■ WHAT TO DO
Your response must be made up of each line in the data below that contains the string "tudo".

[Saved data entries]
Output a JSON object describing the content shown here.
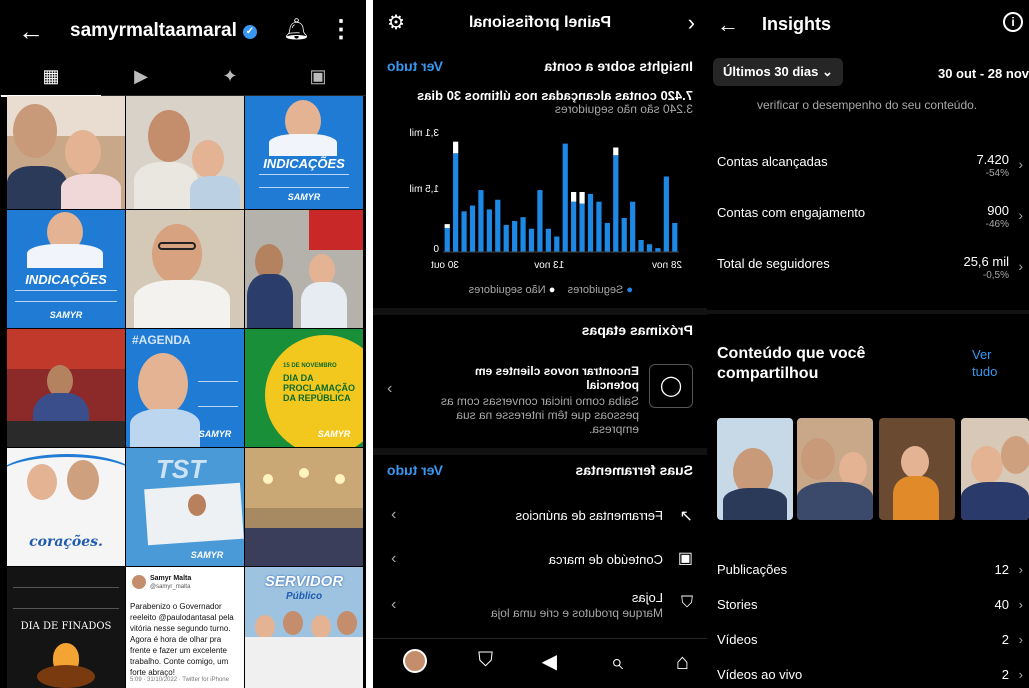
{
  "profile": {
    "username": "samyrmaltaamaral",
    "tiles": {
      "indicacoes_1": "INDICAÇÕES",
      "indicacoes_2": "INDICAÇÕES",
      "brand": "SAMYR",
      "agenda": "#AGENDA",
      "proclamacao_date": "15 DE NOVEMBRO",
      "proclamacao": "DIA DA PROCLAMAÇÃO DA REPÚBLICA",
      "coracoes": "corações.",
      "finados": "DIA DE FINADOS",
      "servidor": "SERVIDOR",
      "servidor_sub": "Público",
      "tweet_name": "Samyr Malta",
      "tweet_handle": "@samyr_malta",
      "tweet_text": "Parabenizo o Governador reeleito @paulodantasal pela vitória nesse segundo turno. Agora é hora de olhar pra frente e fazer um excelente trabalho. Conte comigo, um forte abraço!",
      "tweet_footer": "5:09 · 31/10/2022 · Twitter for iPhone"
    }
  },
  "painel": {
    "title": "Painel profissional",
    "insights_title": "Insights sobre a conta",
    "ver_tudo": "Ver tudo",
    "summary": "7.420 contas alcançadas nos últimos 30 dias",
    "summary_sub": "3.240 são não seguidores",
    "legend_followers": "Seguidores",
    "legend_nonfollowers": "Não seguidores",
    "proximas_title": "Próximas etapas",
    "proximas_card_title": "Encontrar novos clientes em potencial",
    "proximas_card_text": "Saiba como iniciar conversas com as pessoas que têm interesse na sua empresa.",
    "ferramentas_title": "Suas ferramentas",
    "ferramentas_ver_tudo": "Ver tudo",
    "tool_ads": "Ferramentas de anúncios",
    "tool_brand": "Conteúdo de marca",
    "tool_shops": "Lojas",
    "tool_shops_sub": "Marque produtos e crie uma loja"
  },
  "chart_data": {
    "type": "bar",
    "x_tick_labels": [
      "28 nov",
      "13 nov",
      "30 out"
    ],
    "y_tick_labels": [
      "3,1 mil",
      "1,5 mil",
      "0"
    ],
    "ylim": [
      0,
      3100
    ],
    "series": [
      {
        "name": "Seguidores",
        "color": "#1e88e5",
        "values": [
          750,
          1950,
          100,
          200,
          310,
          1300,
          880,
          2500,
          750,
          1300,
          1500,
          1250,
          1300,
          2800,
          400,
          600,
          1600,
          600,
          900,
          800,
          700,
          1350,
          1100,
          1600,
          1200,
          1050,
          2550,
          620
        ]
      },
      {
        "name": "Não seguidores",
        "color": "#ffffff",
        "values": [
          0,
          0,
          0,
          0,
          0,
          0,
          0,
          200,
          0,
          0,
          0,
          300,
          250,
          0,
          0,
          0,
          0,
          0,
          0,
          0,
          0,
          0,
          0,
          0,
          0,
          0,
          300,
          100
        ]
      }
    ]
  },
  "insights": {
    "title": "Insights",
    "filter": "Últimos 30 dias",
    "range": "30 out - 28 nov",
    "top_text": "verificar o desempenho do seu conteúdo.",
    "metrics": [
      {
        "label": "Contas alcançadas",
        "value": "7.420",
        "pct": "-54%"
      },
      {
        "label": "Contas com engajamento",
        "value": "900",
        "pct": "-46%"
      },
      {
        "label": "Total de seguidores",
        "value": "25,6 mil",
        "pct": "-0,5%"
      }
    ],
    "shared_title": "Conteúdo que você compartilhou",
    "shared_ver_tudo": "Ver tudo",
    "counts": [
      {
        "label": "Publicações",
        "value": "12"
      },
      {
        "label": "Stories",
        "value": "40"
      },
      {
        "label": "Vídeos",
        "value": "2"
      },
      {
        "label": "Vídeos ao vivo",
        "value": "2"
      }
    ]
  }
}
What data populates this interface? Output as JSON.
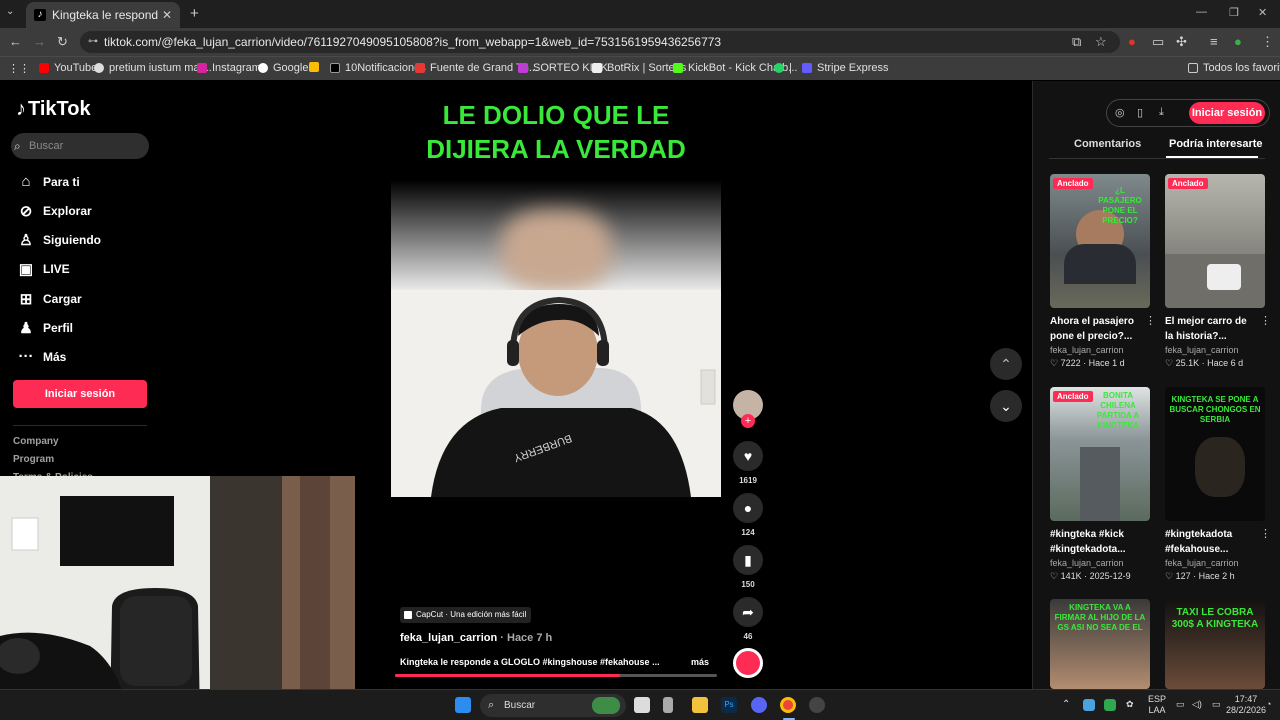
{
  "browser": {
    "tab_title": "Kingteka le responde a GLOGLO",
    "tab_close": "✕",
    "new_tab": "+",
    "url": "tiktok.com/@feka_lujan_carrion/video/7611927049095105808?is_from_webapp=1&web_id=7531561959436256773",
    "bookmarks": [
      "YouTube",
      "pretium iustum mat...",
      "Instagram",
      "Google",
      "",
      "10Notificaciones",
      "Fuente de Grand Th...",
      "SORTEO KICK",
      "BotRix | Sorteos",
      "KickBot - Kick Chatb...",
      "|",
      "Stripe Express"
    ],
    "all_bookmarks": "Todos los favoritos"
  },
  "sidebar": {
    "logo": "TikTok",
    "search_placeholder": "Buscar",
    "nav": [
      {
        "label": "Para ti",
        "icon": "home-icon"
      },
      {
        "label": "Explorar",
        "icon": "compass-icon"
      },
      {
        "label": "Siguiendo",
        "icon": "following-icon"
      },
      {
        "label": "LIVE",
        "icon": "live-icon"
      },
      {
        "label": "Cargar",
        "icon": "upload-icon"
      },
      {
        "label": "Perfil",
        "icon": "profile-icon"
      },
      {
        "label": "Más",
        "icon": "more-icon"
      }
    ],
    "login": "Iniciar sesión",
    "footer": [
      "Company",
      "Program",
      "Terms & Policies"
    ]
  },
  "video": {
    "headline_1": "LE DOLIO QUE LE",
    "headline_2": "DIJIERA LA VERDAD",
    "capcut": "CapCut · Una edición más fácil",
    "author": "feka_lujan_carrion",
    "time": " · Hace 7 h",
    "description": "Kingteka le responde a GLOGLO #kingshouse #fekahouse ...",
    "more": "más",
    "progress": 0.7
  },
  "actions": {
    "likes": "1619",
    "comments": "124",
    "saves": "150",
    "shares": "46"
  },
  "right_panel": {
    "login": "Iniciar sesión",
    "tab_comments": "Comentarios",
    "tab_interest": "Podría interesarte",
    "cards": [
      {
        "pinned": "Anclado",
        "caption": "¿L PASAJERO PONE EL PRECIO?",
        "title_1": "Ahora el pasajero",
        "title_2": "pone el precio?...",
        "user": "feka_lujan_carrion",
        "meta": "♡ 7222 · Hace 1 d"
      },
      {
        "pinned": "Anclado",
        "caption": "",
        "title_1": "El mejor carro de",
        "title_2": "la historia?...",
        "user": "feka_lujan_carrion",
        "meta": "♡ 25.1K · Hace 6 d"
      },
      {
        "pinned": "Anclado",
        "caption": "BONITA CHILENA PARTIDA A KINGTEKA",
        "title_1": "#kingteka #kick",
        "title_2": "#kingtekadota...",
        "user": "feka_lujan_carrion",
        "meta": "♡ 141K · 2025-12-9"
      },
      {
        "pinned": "",
        "caption": "KINGTEKA SE PONE A BUSCAR CHONGOS EN SERBIA",
        "title_1": "#kingtekadota",
        "title_2": "#fekahouse...",
        "user": "feka_lujan_carrion",
        "meta": "♡ 127 · Hace 2 h"
      },
      {
        "pinned": "",
        "caption": "KINGTEKA VA A FIRMAR AL HIJO DE LA GS ASI NO SEA DE EL",
        "title_1": "",
        "title_2": "",
        "user": "",
        "meta": ""
      },
      {
        "pinned": "",
        "caption": "TAXI LE COBRA 300$ A KINGTEKA",
        "title_1": "",
        "title_2": "",
        "user": "",
        "meta": ""
      }
    ]
  },
  "taskbar": {
    "search": "Buscar",
    "lang_1": "ESP",
    "lang_2": "LAA",
    "time": "17:47",
    "date": "28/2/2026"
  }
}
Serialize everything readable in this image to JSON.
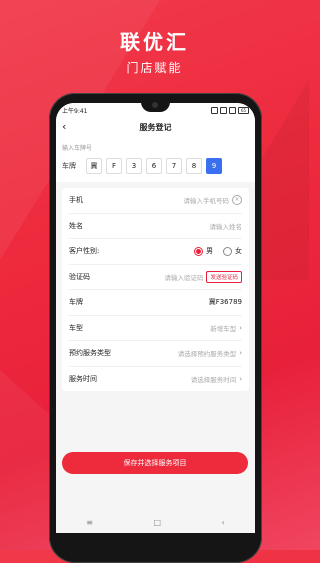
{
  "brand": {
    "title": "联优汇",
    "subtitle": "门店赋能"
  },
  "status_bar": {
    "time": "上午9:41",
    "battery": "65"
  },
  "nav": {
    "back_icon": "chevron-left-icon",
    "title": "服务登记"
  },
  "plate_input": {
    "hint": "输入车牌号",
    "label": "车牌",
    "chars": [
      "冀",
      "F",
      "3",
      "6",
      "7",
      "8",
      "9"
    ],
    "active_index": 6,
    "active_color": "#3a6ff0"
  },
  "form": {
    "phone": {
      "label": "手机",
      "placeholder": "请输入手机号码"
    },
    "name": {
      "label": "姓名",
      "placeholder": "请输入姓名"
    },
    "gender": {
      "label": "客户性别:",
      "male": "男",
      "female": "女",
      "selected": "男"
    },
    "code": {
      "label": "验证码",
      "placeholder": "请输入验证码",
      "button": "发送验证码"
    },
    "plate": {
      "label": "车牌",
      "value": "冀F36789"
    },
    "car_model": {
      "label": "车型",
      "placeholder": "新增车型"
    },
    "service_type": {
      "label": "预约服务类型",
      "placeholder": "请选择预约服务类型"
    },
    "service_time": {
      "label": "服务时间",
      "placeholder": "请选择服务时间"
    }
  },
  "submit_label": "保存并选择服务项目",
  "accent_color": "#ee2a3d",
  "system_nav": {
    "menu": "≡",
    "home": "□",
    "back": "‹"
  }
}
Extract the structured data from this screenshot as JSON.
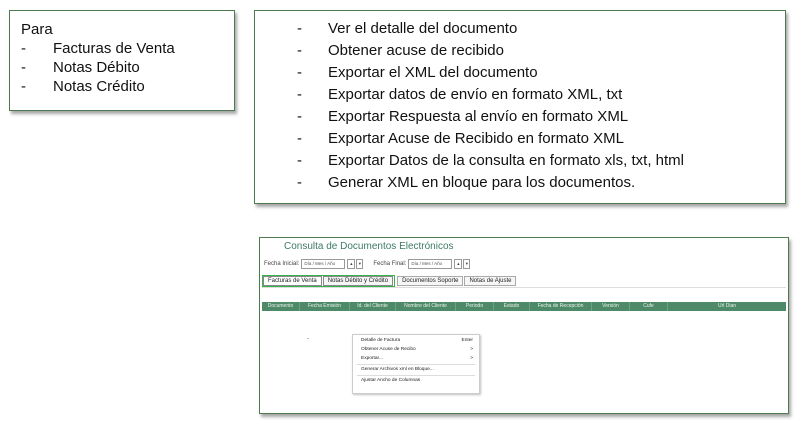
{
  "left_box": {
    "intro": "Para",
    "items": [
      "Facturas de Venta",
      "Notas Débito",
      "Notas Crédito"
    ]
  },
  "right_box": {
    "items": [
      "Ver el detalle del documento",
      "Obtener acuse de recibido",
      "Exportar el XML del documento",
      "Exportar datos de envío en formato XML, txt",
      "Exportar Respuesta al envío en formato XML",
      "Exportar Acuse de Recibido en formato XML",
      "Exportar Datos de la consulta en formato xls, txt, html",
      "Generar XML en bloque para los documentos."
    ]
  },
  "app": {
    "title": "Consulta de Documentos Electrónicos",
    "fecha_inicial_label": "Fecha Inicial:",
    "fecha_final_label": "Fecha Final:",
    "date_placeholder": "Día / Mes / Año",
    "tabs": [
      "Facturas de Venta",
      "Notas Débito y Crédito",
      "Documentos Soporte",
      "Notas de Ajuste"
    ],
    "columns": [
      "Documento",
      "Fecha Emisión",
      "Id. del Cliente",
      "Nombre del Cliente",
      "Periodo",
      "Estado",
      "Fecha de Recepción",
      "Versión",
      "Cufe",
      "Url Dian"
    ],
    "context_menu": [
      {
        "label": "Detalle de Factura",
        "shortcut": "Enter"
      },
      {
        "label": "Obtener Acuse de Recibo",
        "shortcut": ">"
      },
      {
        "label": "Exportar...",
        "shortcut": ">"
      },
      {
        "label": "Generar Archivos xml en Bloque...",
        "shortcut": ""
      },
      {
        "label": "Ajustar Ancho de Columnas",
        "shortcut": ""
      }
    ],
    "header_color": "#4e8a67",
    "tab_highlight_color": "#38b24a"
  }
}
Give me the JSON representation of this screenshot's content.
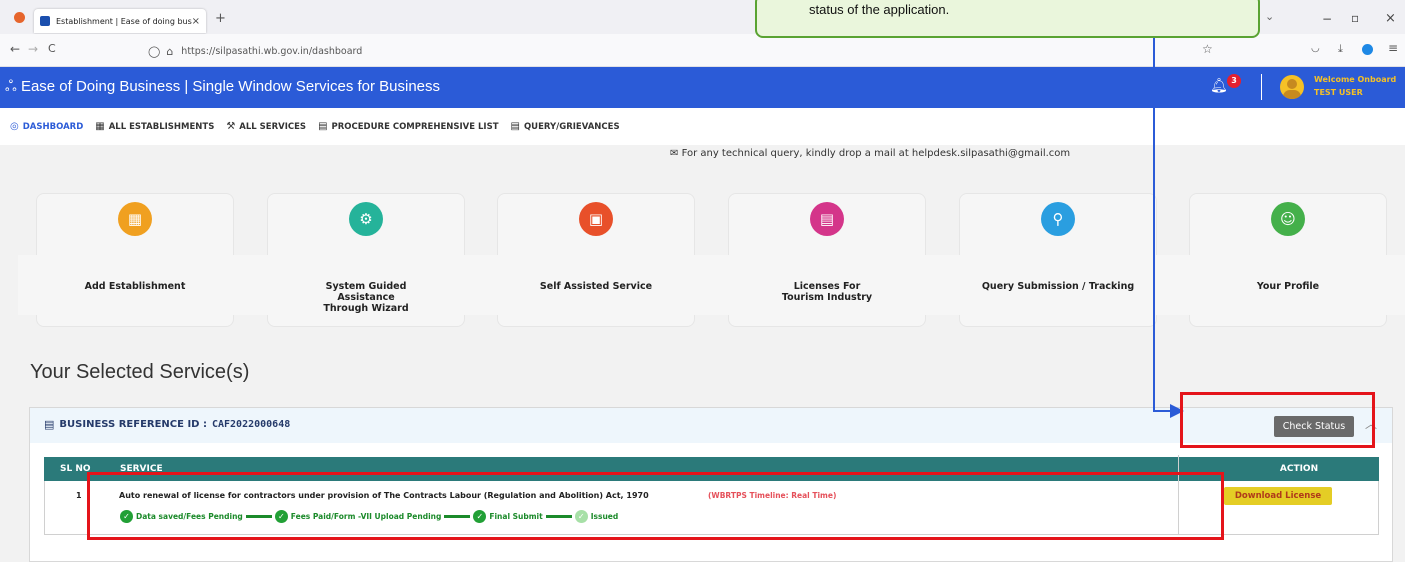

■ ANSWER TO THIS EXERCISE
    "ver_tudo": "Ver tudo",
    "ferramentas_ver_tudo": "Ver tudo",
    "shared_ver_tudo": "Ver tudo",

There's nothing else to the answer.